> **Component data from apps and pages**
------------------------------------------------

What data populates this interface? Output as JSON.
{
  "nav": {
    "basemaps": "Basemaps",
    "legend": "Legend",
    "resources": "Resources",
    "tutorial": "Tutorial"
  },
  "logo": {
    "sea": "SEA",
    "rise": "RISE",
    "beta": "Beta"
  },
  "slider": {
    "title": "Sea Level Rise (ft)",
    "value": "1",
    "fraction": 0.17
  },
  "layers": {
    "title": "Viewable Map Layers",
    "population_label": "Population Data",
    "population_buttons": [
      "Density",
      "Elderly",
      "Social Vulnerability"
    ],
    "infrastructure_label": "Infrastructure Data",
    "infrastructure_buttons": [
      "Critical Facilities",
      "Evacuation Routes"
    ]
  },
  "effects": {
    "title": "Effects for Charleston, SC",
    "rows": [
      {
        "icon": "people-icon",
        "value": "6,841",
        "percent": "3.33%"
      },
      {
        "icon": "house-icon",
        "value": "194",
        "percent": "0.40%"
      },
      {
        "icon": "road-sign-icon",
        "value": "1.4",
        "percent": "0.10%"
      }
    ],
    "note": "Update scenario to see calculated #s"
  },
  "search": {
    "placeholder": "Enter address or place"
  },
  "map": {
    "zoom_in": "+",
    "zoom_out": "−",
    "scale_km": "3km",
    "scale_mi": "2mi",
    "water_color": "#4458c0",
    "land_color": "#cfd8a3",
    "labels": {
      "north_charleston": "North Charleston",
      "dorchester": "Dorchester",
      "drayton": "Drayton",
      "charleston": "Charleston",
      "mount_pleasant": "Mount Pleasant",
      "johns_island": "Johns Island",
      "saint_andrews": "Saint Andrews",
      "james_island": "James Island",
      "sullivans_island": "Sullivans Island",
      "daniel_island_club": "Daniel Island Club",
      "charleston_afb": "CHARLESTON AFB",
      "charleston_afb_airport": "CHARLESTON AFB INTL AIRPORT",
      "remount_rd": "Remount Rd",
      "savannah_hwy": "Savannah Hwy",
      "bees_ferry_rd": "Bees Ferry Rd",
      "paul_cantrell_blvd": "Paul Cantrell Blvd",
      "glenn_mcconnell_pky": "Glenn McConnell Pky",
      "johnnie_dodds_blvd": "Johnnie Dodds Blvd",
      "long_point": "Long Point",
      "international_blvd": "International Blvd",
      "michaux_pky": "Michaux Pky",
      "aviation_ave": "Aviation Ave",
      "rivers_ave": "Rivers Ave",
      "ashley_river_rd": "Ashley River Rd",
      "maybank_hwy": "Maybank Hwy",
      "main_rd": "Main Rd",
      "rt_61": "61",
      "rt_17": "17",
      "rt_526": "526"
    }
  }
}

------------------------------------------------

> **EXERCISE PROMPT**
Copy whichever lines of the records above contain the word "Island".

> **RESPONSE TO THE TASK**
      "johns_island": "Johns Island",
      "james_island": "James Island",
      "sullivans_island": "Sullivans Island",
      "daniel_island_club": "Daniel Island Club",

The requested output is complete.